**To do:**
Down to the last line, repeat the data below exactly.

**Data supplied:**

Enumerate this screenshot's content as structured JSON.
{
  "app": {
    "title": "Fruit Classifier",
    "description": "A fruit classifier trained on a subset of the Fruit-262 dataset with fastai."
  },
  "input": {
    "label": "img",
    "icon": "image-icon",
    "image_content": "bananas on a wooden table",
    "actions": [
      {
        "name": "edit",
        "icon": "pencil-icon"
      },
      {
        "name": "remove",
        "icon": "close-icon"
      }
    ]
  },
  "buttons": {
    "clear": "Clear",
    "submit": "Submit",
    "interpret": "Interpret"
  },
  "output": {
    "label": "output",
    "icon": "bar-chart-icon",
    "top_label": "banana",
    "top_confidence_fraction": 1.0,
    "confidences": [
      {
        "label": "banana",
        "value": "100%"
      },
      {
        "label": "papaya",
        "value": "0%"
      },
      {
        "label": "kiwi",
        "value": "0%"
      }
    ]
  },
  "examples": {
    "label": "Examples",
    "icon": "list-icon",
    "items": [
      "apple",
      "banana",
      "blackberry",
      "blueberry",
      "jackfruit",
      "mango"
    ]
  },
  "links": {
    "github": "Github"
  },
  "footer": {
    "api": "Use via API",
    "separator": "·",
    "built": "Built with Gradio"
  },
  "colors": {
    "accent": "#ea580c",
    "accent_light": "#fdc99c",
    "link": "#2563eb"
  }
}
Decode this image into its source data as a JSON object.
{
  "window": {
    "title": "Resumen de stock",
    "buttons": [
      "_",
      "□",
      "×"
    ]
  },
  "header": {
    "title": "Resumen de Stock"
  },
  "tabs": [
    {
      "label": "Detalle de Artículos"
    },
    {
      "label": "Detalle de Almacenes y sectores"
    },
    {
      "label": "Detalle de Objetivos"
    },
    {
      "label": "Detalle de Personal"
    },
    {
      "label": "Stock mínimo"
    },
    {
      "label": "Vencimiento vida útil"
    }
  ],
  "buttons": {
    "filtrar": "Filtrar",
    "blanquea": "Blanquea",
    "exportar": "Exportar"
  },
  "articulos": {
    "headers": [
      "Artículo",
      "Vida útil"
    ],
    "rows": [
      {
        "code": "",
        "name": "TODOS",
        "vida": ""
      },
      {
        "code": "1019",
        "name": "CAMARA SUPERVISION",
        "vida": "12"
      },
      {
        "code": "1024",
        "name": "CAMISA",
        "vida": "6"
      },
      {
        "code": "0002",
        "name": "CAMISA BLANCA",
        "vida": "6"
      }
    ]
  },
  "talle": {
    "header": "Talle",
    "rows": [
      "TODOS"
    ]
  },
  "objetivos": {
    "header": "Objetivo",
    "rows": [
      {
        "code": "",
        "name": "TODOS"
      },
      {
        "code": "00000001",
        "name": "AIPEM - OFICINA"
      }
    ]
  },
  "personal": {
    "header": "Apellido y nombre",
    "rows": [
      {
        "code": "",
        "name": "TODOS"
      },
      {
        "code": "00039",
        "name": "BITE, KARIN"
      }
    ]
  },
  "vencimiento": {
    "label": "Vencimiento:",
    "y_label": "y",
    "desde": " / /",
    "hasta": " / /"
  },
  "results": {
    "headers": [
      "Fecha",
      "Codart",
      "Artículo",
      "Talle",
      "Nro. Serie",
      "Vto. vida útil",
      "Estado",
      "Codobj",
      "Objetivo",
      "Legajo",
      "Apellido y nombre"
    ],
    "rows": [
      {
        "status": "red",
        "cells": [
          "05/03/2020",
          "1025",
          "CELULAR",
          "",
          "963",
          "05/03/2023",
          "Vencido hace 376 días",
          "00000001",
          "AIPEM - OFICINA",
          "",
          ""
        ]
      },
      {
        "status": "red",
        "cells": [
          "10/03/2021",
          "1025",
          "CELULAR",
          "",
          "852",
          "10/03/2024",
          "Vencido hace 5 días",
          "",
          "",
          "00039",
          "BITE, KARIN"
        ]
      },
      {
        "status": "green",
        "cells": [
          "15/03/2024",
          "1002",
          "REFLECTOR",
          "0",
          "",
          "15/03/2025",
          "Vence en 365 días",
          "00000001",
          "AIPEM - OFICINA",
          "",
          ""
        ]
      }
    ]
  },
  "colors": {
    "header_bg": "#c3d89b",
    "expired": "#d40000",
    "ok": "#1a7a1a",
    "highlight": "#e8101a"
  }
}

**Output for this task:**
Enumerate this screenshot's content as structured JSON.
{
  "app": {
    "title": "Fruit Classifier",
    "description": "A fruit classifier trained on a subset of the Fruit-262 dataset with fastai."
  },
  "input": {
    "label": "img",
    "icon": "image-icon",
    "image_content": "bananas on a wooden table",
    "actions": [
      {
        "name": "edit",
        "icon": "pencil-icon"
      },
      {
        "name": "remove",
        "icon": "close-icon"
      }
    ]
  },
  "buttons": {
    "clear": "Clear",
    "submit": "Submit",
    "interpret": "Interpret"
  },
  "output": {
    "label": "output",
    "icon": "bar-chart-icon",
    "top_label": "banana",
    "top_confidence_fraction": 1.0,
    "confidences": [
      {
        "label": "banana",
        "value": "100%"
      },
      {
        "label": "papaya",
        "value": "0%"
      },
      {
        "label": "kiwi",
        "value": "0%"
      }
    ]
  },
  "examples": {
    "label": "Examples",
    "icon": "list-icon",
    "items": [
      "apple",
      "banana",
      "blackberry",
      "blueberry",
      "jackfruit",
      "mango"
    ]
  },
  "links": {
    "github": "Github"
  },
  "footer": {
    "api": "Use via API",
    "separator": "·",
    "built": "Built with Gradio"
  },
  "colors": {
    "accent": "#ea580c",
    "accent_light": "#fdc99c",
    "link": "#2563eb"
  }
}
Decode this image into its source data as a JSON object.
{
  "window": {
    "title": "Resumen de stock",
    "buttons": [
      "_",
      "□",
      "×"
    ]
  },
  "header": {
    "title": "Resumen de Stock"
  },
  "tabs": [
    {
      "label": "Detalle de Artículos"
    },
    {
      "label": "Detalle de Almacenes y sectores"
    },
    {
      "label": "Detalle de Objetivos"
    },
    {
      "label": "Detalle de Personal"
    },
    {
      "label": "Stock mínimo"
    },
    {
      "label": "Vencimiento vida útil"
    }
  ],
  "buttons": {
    "filtrar": "Filtrar",
    "blanquea": "Blanquea",
    "exportar": "Exportar"
  },
  "articulos": {
    "headers": [
      "Artículo",
      "Vida útil"
    ],
    "rows": [
      {
        "code": "",
        "name": "TODOS",
        "vida": ""
      },
      {
        "code": "1019",
        "name": "CAMARA SUPERVISION",
        "vida": "12"
      },
      {
        "code": "1024",
        "name": "CAMISA",
        "vida": "6"
      },
      {
        "code": "0002",
        "name": "CAMISA BLANCA",
        "vida": "6"
      }
    ]
  },
  "talle": {
    "header": "Talle",
    "rows": [
      "TODOS"
    ]
  },
  "objetivos": {
    "header": "Objetivo",
    "rows": [
      {
        "code": "",
        "name": "TODOS"
      },
      {
        "code": "00000001",
        "name": "AIPEM - OFICINA"
      }
    ]
  },
  "personal": {
    "header": "Apellido y nombre",
    "rows": [
      {
        "code": "",
        "name": "TODOS"
      },
      {
        "code": "00039",
        "name": "BITE, KARIN"
      }
    ]
  },
  "vencimiento": {
    "label": "Vencimiento:",
    "y_label": "y",
    "desde": " / /",
    "hasta": " / /"
  },
  "results": {
    "headers": [
      "Fecha",
      "Codart",
      "Artículo",
      "Talle",
      "Nro. Serie",
      "Vto. vida útil",
      "Estado",
      "Codobj",
      "Objetivo",
      "Legajo",
      "Apellido y nombre"
    ],
    "rows": [
      {
        "status": "red",
        "cells": [
          "05/03/2020",
          "1025",
          "CELULAR",
          "",
          "963",
          "05/03/2023",
          "Vencido hace 376 días",
          "00000001",
          "AIPEM - OFICINA",
          "",
          ""
        ]
      },
      {
        "status": "red",
        "cells": [
          "10/03/2021",
          "1025",
          "CELULAR",
          "",
          "852",
          "10/03/2024",
          "Vencido hace 5 días",
          "",
          "",
          "00039",
          "BITE, KARIN"
        ]
      },
      {
        "status": "green",
        "cells": [
          "15/03/2024",
          "1002",
          "REFLECTOR",
          "0",
          "",
          "15/03/2025",
          "Vence en 365 días",
          "00000001",
          "AIPEM - OFICINA",
          "",
          ""
        ]
      }
    ]
  },
  "colors": {
    "header_bg": "#c3d89b",
    "expired": "#d40000",
    "ok": "#1a7a1a",
    "highlight": "#e8101a"
  }
}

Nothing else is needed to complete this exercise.